The title refers to a piece by Lorenzo da Firenze for two voices in canon to a text which is concerned with the hunt, a caccia. Intense caccia composition took place for a period of about 40 years, ca 1340-1380, and is a type of composition which forms a striking contrast to the idyllic madrigals being composed about the same time. Firenze composed his piece ca. 1370 The caccia music is quoted by Edgerton, but mostly in a manner which only allows us to intimate the source, not recognize it outright. Both interests/influences complement and fructify each other to the extent that they give up their own single identities and become, actually generate, something else: Apposte Messe: Caccia.”
(Professor Gary Verkade re: Apposte Messe for the premiere performance)
“Dr. Edgerton is one of the most dedicated, knowledgeable, and inquiring contemporary musicians I have come to know. He is a composer of originality. I have played his Apposte Messe: Caccia for organ, premiered it at Carthage in October of 1998. It is a composition which engenders thought about organ composition and organ performance, what it means to use the instrument organ as a vehicle for compositional thought. The timbral innovations, the rhythmic complexity, and the use of previous material (a Renaissance caccia) necessitated on my part a re-thinking of both playing technique and philosophical attitude towards the instrument and its literature.
Gary Verkade, ORGANIST & COMPOSER.
EDGERTON AS PERFORMER

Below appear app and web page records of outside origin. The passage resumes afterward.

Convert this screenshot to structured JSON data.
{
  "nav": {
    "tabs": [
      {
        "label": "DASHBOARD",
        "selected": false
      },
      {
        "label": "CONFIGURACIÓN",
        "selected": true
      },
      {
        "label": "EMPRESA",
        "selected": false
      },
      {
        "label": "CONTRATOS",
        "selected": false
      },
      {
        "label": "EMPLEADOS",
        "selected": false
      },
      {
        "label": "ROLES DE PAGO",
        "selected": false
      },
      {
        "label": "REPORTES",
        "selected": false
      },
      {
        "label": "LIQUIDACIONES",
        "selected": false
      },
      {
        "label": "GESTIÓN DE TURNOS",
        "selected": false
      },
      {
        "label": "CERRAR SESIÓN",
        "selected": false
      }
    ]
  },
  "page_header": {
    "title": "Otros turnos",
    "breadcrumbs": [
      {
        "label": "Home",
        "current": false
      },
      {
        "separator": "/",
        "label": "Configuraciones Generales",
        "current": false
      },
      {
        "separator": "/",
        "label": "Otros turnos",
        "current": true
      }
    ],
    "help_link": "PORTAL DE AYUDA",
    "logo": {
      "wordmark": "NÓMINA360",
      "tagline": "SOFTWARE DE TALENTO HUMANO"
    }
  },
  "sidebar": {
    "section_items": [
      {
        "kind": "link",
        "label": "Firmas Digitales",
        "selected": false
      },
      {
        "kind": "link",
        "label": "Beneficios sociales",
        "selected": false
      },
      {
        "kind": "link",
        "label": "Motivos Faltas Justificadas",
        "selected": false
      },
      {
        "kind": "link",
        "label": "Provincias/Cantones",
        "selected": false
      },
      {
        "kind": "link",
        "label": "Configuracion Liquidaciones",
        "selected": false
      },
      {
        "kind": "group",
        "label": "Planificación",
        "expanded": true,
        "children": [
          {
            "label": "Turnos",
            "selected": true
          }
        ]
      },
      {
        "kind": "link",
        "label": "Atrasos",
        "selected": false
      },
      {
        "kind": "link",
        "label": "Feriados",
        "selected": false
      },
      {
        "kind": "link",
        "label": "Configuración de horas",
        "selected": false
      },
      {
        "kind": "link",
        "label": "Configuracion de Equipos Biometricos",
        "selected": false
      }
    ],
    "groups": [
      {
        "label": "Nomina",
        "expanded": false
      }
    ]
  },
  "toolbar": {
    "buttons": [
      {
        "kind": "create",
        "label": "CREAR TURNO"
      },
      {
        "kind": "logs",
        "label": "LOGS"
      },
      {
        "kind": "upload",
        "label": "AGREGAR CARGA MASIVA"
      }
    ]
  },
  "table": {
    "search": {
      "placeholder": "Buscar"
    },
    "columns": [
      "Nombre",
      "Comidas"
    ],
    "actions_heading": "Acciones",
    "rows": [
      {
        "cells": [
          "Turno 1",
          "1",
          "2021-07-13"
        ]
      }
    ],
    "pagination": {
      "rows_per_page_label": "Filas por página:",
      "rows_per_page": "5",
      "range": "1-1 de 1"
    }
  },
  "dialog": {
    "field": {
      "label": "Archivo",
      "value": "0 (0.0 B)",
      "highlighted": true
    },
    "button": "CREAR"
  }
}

Mike Edgerton’s extended-vocal performance is a tour-de-force: it has the mayhem of contemporary improvisers and performance artists, the shapely beauty of polyphonic traditions from Sardinia to Tuva, and the decay of a smoker’s wheeze all at once. His interpretation of the Ursonata is not to be missed.
BloodSugarBreath” is a rare form of composing and performing. The notions of music composing are challenged by his work. It is a special way of experimental music that will involve body and finest voice skills. His work will be accompanied by several pieces of video made for this performance, by Márcio Carvalho.